Media Access in the Digital Age
This access has become so universal that we no longer ask the question ‘Can I use this media?’.
So how do we as a society decide when or where we should access these media sites?
As of today, that question is still unanswered. There are an infinite number or rules and regulations surrounding the use of mobile phones and other media, but usually each rule is relative to that specific individual and their social context (Vandewater, 2005).
Take myself for example: I am Tayla Bosley, I am a 19 year old Communications and Media Studies student who is majoring in Journalism. I still live at home with my mother and my two siblings.
Throughout these different settings that I live my life; as a student or a sister, there are location and time specific rules and regulations that I can either follow, or ignore and face the consequences.

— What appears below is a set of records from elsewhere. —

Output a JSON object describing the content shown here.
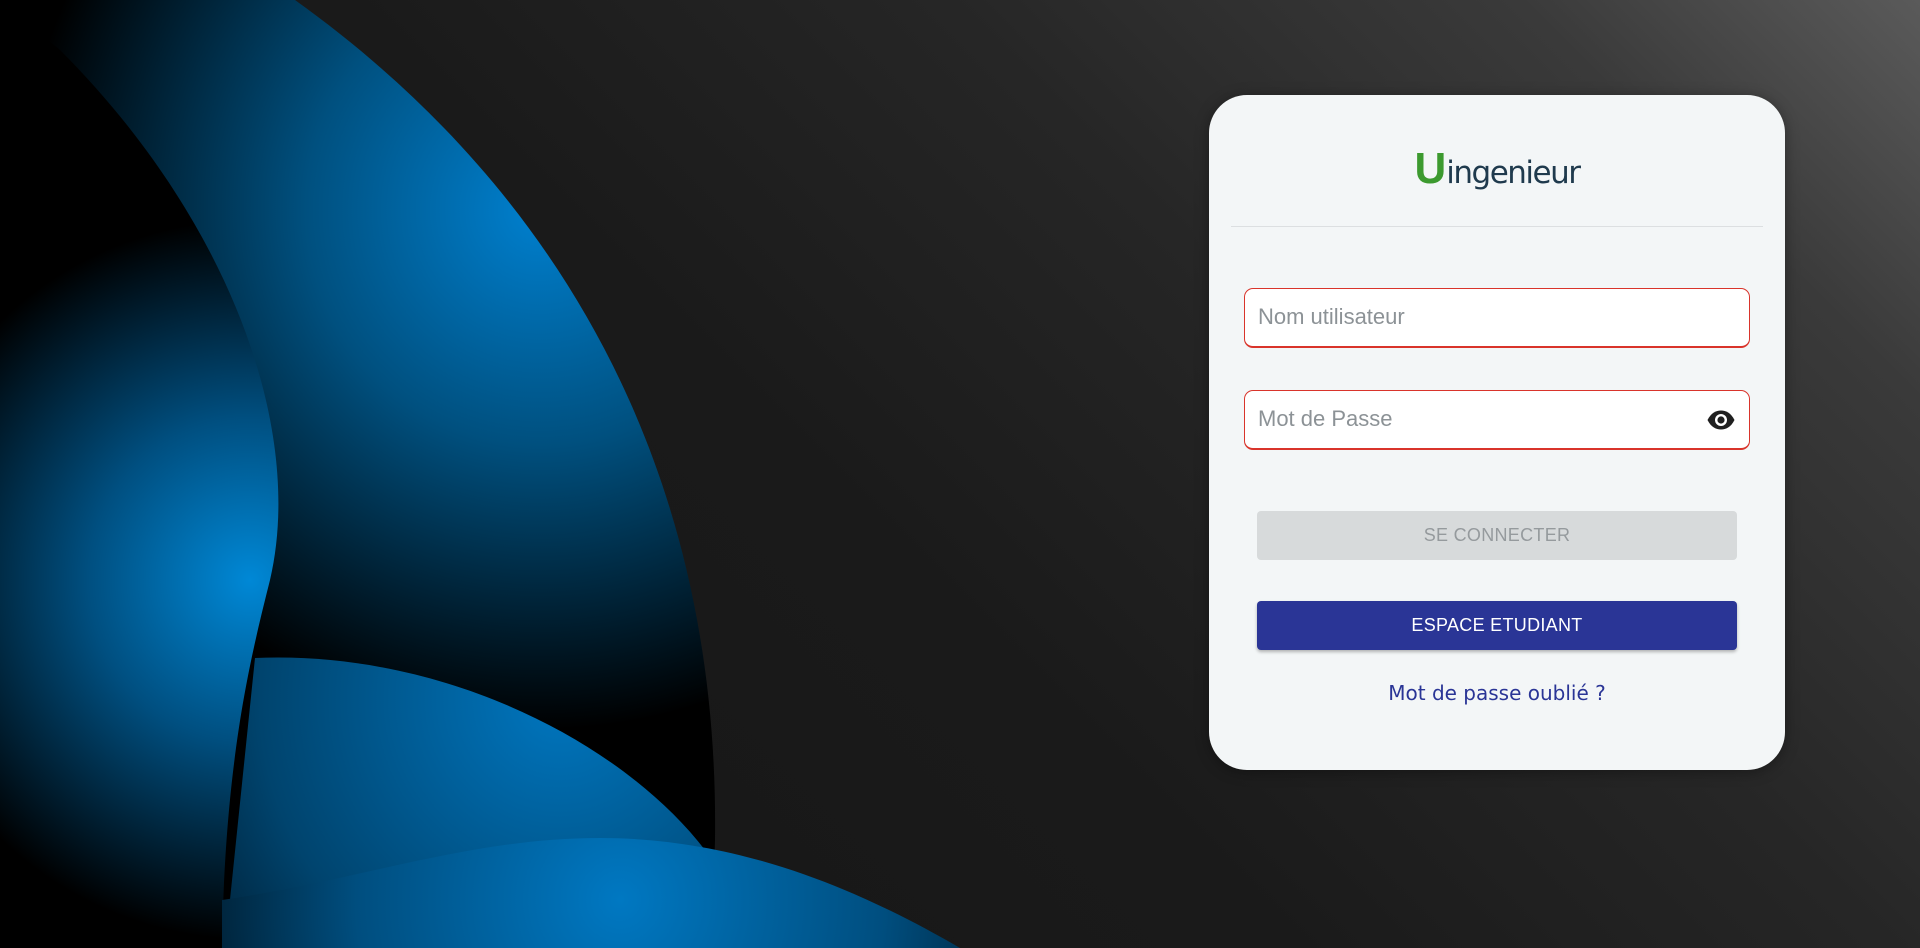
{
  "brand": {
    "logo_letter": "U",
    "logo_word": "ingenieur",
    "logo_letter_color": "#3c9a2f",
    "logo_word_color": "#1f3a4d"
  },
  "login": {
    "username_placeholder": "Nom utilisateur",
    "username_value": "",
    "password_placeholder": "Mot de Passe",
    "password_value": "",
    "password_toggle_icon": "eye-icon",
    "connect_label": "SE CONNECTER",
    "student_space_label": "ESPACE ETUDIANT",
    "forgot_password_label": "Mot de passe oublié ?"
  },
  "colors": {
    "primary": "#2a3596",
    "field_error_border": "#d9342b",
    "card_background": "#f3f6f7",
    "disabled_button": "#d7dadb",
    "background_art_blue": "#0078c2"
  }
}
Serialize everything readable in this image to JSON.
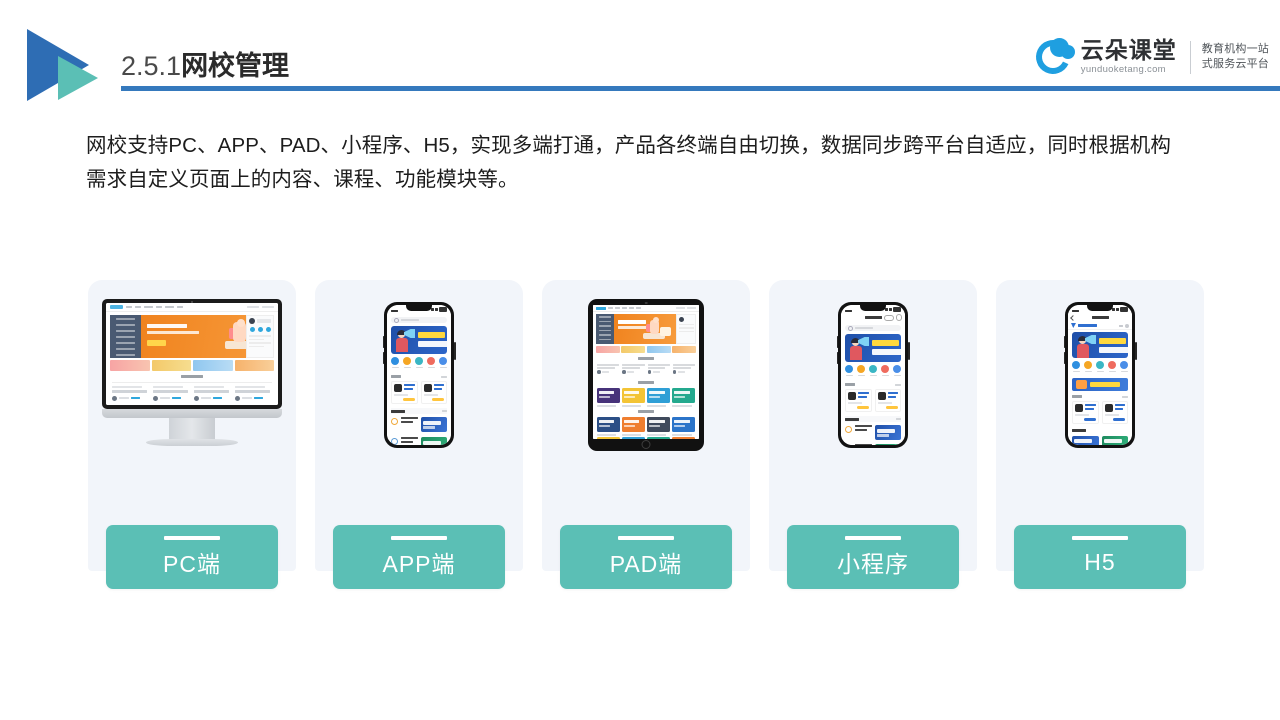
{
  "header": {
    "section_number": "2.5.1",
    "title_cn": "网校管理",
    "logo_icon": "double-triangle-play-icon"
  },
  "brand": {
    "name": "云朵课堂",
    "url": "yunduoketang.com",
    "tagline_line1": "教育机构一站",
    "tagline_line2": "式服务云平台",
    "cloud_icon": "cloud-icon",
    "accent_color": "#1F9FE0"
  },
  "body": {
    "line1": "网校支持PC、APP、PAD、小程序、H5，实现多端打通，产品各终端自由切换，数据同步跨平台自适应，同时根据机构",
    "line2": "需求自定义页面上的内容、课程、功能模块等。"
  },
  "colors": {
    "teal": "#5BBFB5",
    "blue_rule": "#3579BD",
    "logo_blue": "#2E6DB4",
    "card_bg": "#F2F5FA",
    "hero_orange": "#F0831E",
    "hero_blue": "#2D66C9"
  },
  "cards": [
    {
      "label": "PC端",
      "device": "imac",
      "device_icon": "desktop-monitor-icon"
    },
    {
      "label": "APP端",
      "device": "iphone",
      "device_icon": "smartphone-icon"
    },
    {
      "label": "PAD端",
      "device": "ipad",
      "device_icon": "tablet-icon"
    },
    {
      "label": "小程序",
      "device": "iphone",
      "device_icon": "smartphone-icon"
    },
    {
      "label": "H5",
      "device": "iphone",
      "device_icon": "smartphone-icon"
    }
  ]
}
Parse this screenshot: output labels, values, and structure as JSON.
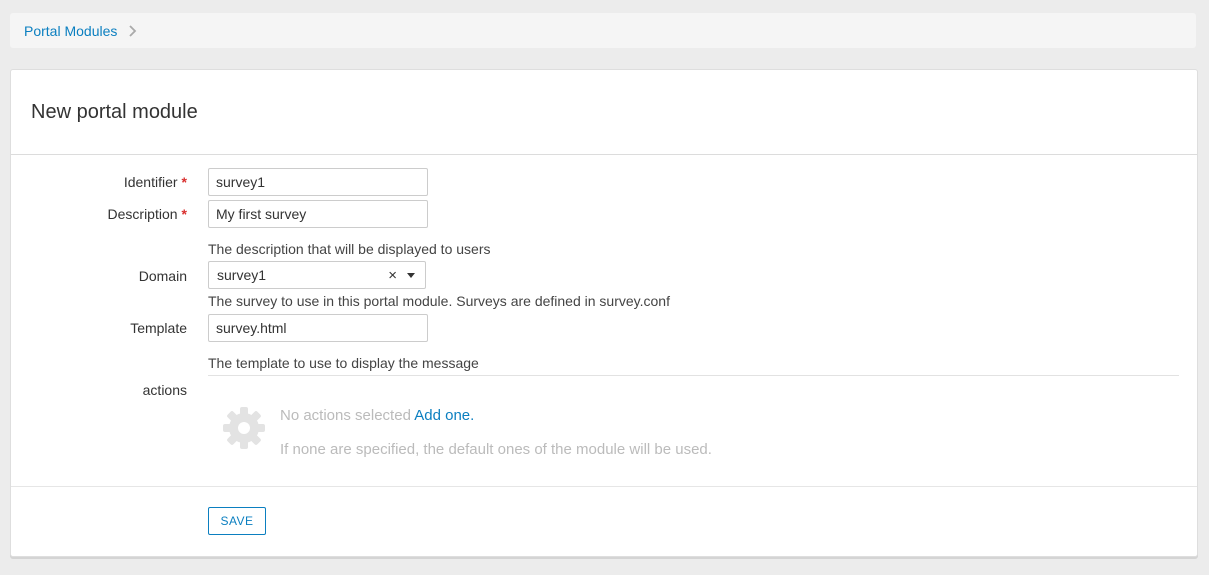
{
  "breadcrumb": {
    "item": "Portal Modules"
  },
  "form": {
    "title": "New portal module",
    "required_mark": "*",
    "identifier": {
      "label": "Identifier",
      "value": "survey1"
    },
    "description": {
      "label": "Description",
      "value": "My first survey",
      "help": "The description that will be displayed to users"
    },
    "domain": {
      "label": "Domain",
      "value": "survey1",
      "clear": "×",
      "help": "The survey to use in this portal module. Surveys are defined in survey.conf"
    },
    "template": {
      "label": "Template",
      "value": "survey.html",
      "help": "The template to use to display the message"
    },
    "actions": {
      "label": "actions",
      "empty": "No actions selected",
      "add_link": "Add one.",
      "hint": "If none are specified, the default ones of the module will be used."
    },
    "save_label": "SAVE"
  },
  "colors": {
    "accent": "#0b7fc0",
    "required": "#d9302f",
    "muted": "#bbbbbb"
  }
}
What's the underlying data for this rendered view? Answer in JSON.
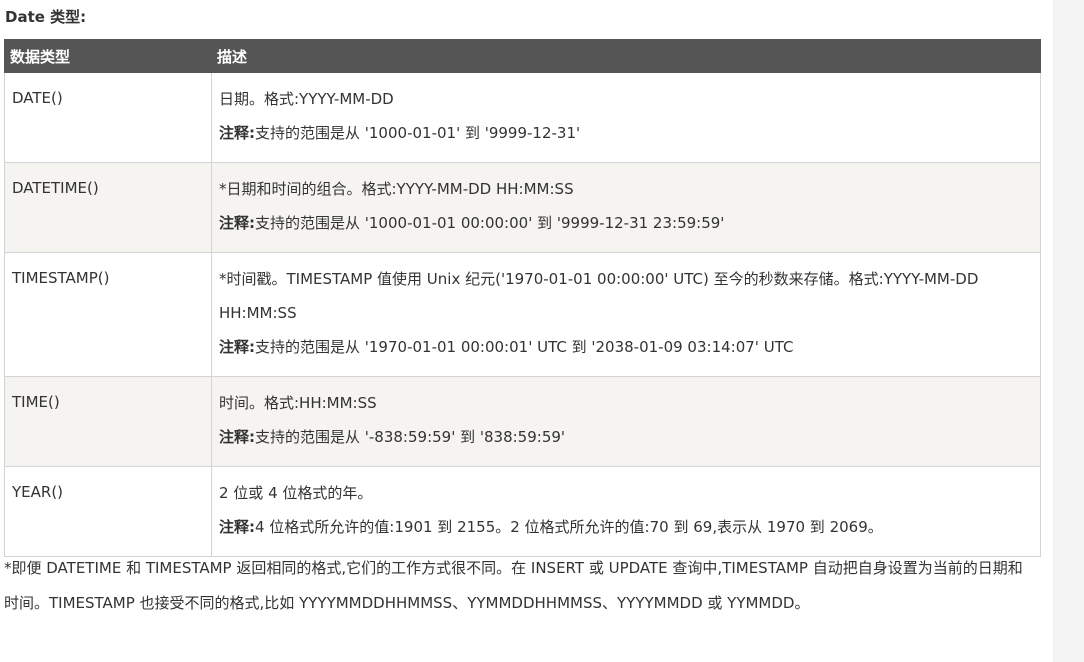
{
  "section_title": "Date 类型:",
  "table": {
    "headers": [
      "数据类型",
      "描述"
    ],
    "note_label": "注释:",
    "rows": [
      {
        "type": "DATE()",
        "description": "日期。格式:YYYY-MM-DD",
        "note": "支持的范围是从 '1000-01-01' 到 '9999-12-31'"
      },
      {
        "type": "DATETIME()",
        "description": "*日期和时间的组合。格式:YYYY-MM-DD HH:MM:SS",
        "note": "支持的范围是从 '1000-01-01 00:00:00' 到 '9999-12-31 23:59:59'"
      },
      {
        "type": "TIMESTAMP()",
        "description": "*时间戳。TIMESTAMP 值使用 Unix 纪元('1970-01-01 00:00:00' UTC) 至今的秒数来存储。格式:YYYY-MM-DD HH:MM:SS",
        "note": "支持的范围是从 '1970-01-01 00:00:01' UTC 到 '2038-01-09 03:14:07' UTC"
      },
      {
        "type": "TIME()",
        "description": "时间。格式:HH:MM:SS",
        "note": "支持的范围是从 '-838:59:59' 到 '838:59:59'"
      },
      {
        "type": "YEAR()",
        "description": "2 位或 4 位格式的年。",
        "note": "4 位格式所允许的值:1901 到 2155。2 位格式所允许的值:70 到 69,表示从 1970 到 2069。"
      }
    ]
  },
  "footnote": "*即便 DATETIME 和 TIMESTAMP 返回相同的格式,它们的工作方式很不同。在 INSERT 或 UPDATE 查询中,TIMESTAMP 自动把自身设置为当前的日期和时间。TIMESTAMP 也接受不同的格式,比如 YYYYMMDDHHMMSS、YYMMDDHHMMSS、YYYYMMDD 或 YYMMDD。"
}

As a high school student there were a significant amount of rules that had to be followed in relation to the use of mobile phones and laptops.
For example through my years of 7 to 10 there was a strict ‘No Phones at School’ policy. Prior to the change in 2012, if a student was caught with a phone it would be confiscated and locked in the office until the end of the day. However, due to the soon overwhelming number of students who would use their phones at recess and lunch, the school alleviated the rule to allow students to use their media devices at those times.
The moral anxieties of the teachers from my school were that students would not pay attention in class or socialise at lunch time is they were allowed their phones.
But despite those concerns, the desire and acceptance of students using their phones, overcame the enforcers, to create a social norm, and lessen the anxieties of my teachers once they realised that no great change had overcome the studiousness of the students (Chen and Katz, 2009).
At home there is only one place and time that media must be regulated; at dinner.
According to my mother, when we sit down to eat as a family, that is the time to talk to one another, not sit on our phones.
Usually this rule is enforced, with my siblings and I leaving our phones in our rooms or in our pockets, as to leave a phone on the dinner table, even without using it is considered a breach of the rule.
However, in certain cases, such as when my mother is too busy to eat, or when she herself needs to use her phone for work, the dinner table rule disappears, and all four of us sink into our own digital worlds.
Clearly my mother is attempting to control the dinnertime space as one only for communicating between family members. She is concerned that if we do not do it then we will never hear about each other’s days.
And if we don’t do that, our family is doomed to fall apart according to mum and surprisingly several journal articles (Sen, 2010, Sarles, 2008, Videon and Manning, 2003).
Why have rules?
These examples provide a relative view on some of the rules and regulations that all media users must face at some time or another.
But why do we have these rules in the first place? Why are we so concerned about media usage, especially when it comes to the younger generations?
It is because of control of space.
When my school enforced the formal rule that students could not have their phones at school, they wanted to control what we could and could not do within the confines of the school grounds.
They did not want us to use media during school hours because they feared it would distract us from school work (Obringer and Coffey, 2007).
When my mother says ‘no phones at dinner’ she is controlling what we can and cannot look at or think about while at the dinner table.
At that time we are banned from extending ourselves through our media spheres to other people or information. At that time and place, we are limited to that physical place.
To use media in today’s society is to use freedom.
Media allows us to extends beyond ourselves; to be further than the confines of that time or place of physical space.
This is why parents, teachers, and politicians desire to implement rules and regulations on media use.
They wish to control us.
They fear what we can do online, because they cannot know what it is.
Sometimes that is not a bad thing; such as having a conversation with my family every night.
But when people who do not understand the awesome potential of media use attempts to limit it; such as geoblockers that limit what content Australians are allowed to use, it simply limits us as a nation and as individuals.
Chen, Y. and Katz, J. (2009). Extending family to school life: College students’ use of the mobile phone. International Journal of Human-Computer Studies, 67(2), pp.179-191.
Obringer, S. and Coffey, K. (2007). Cell Phones in American High Schools: A National Survey. JOTS, 33(1).
Sarles, R. (2008). Family Dinner Meal Frequency and Adolescent Development: Relationships with Developmental Assets and High-Risk Behaviors. Yearbook of Psychiatry and Applied Mental Health, 2008, p.30.
Sen, B. (2010). The relationship between frequency of family dinner and adolescent problem behaviors after adjusting for other family characteristics. Journal of Adolescence, 33(1), pp.187-196.
Vandewater, E. (2005). “No–You Can’t Watch That”: Parental Rules and Young Children’s Media Use. American Behavioral Scientist, 48(5), pp.608-623.
Videon, T. and Manning, C. (2003). Influences on adolescent eating patterns: the importance of family meals. Journal of Adolescent Health, 32(5), pp.365-373.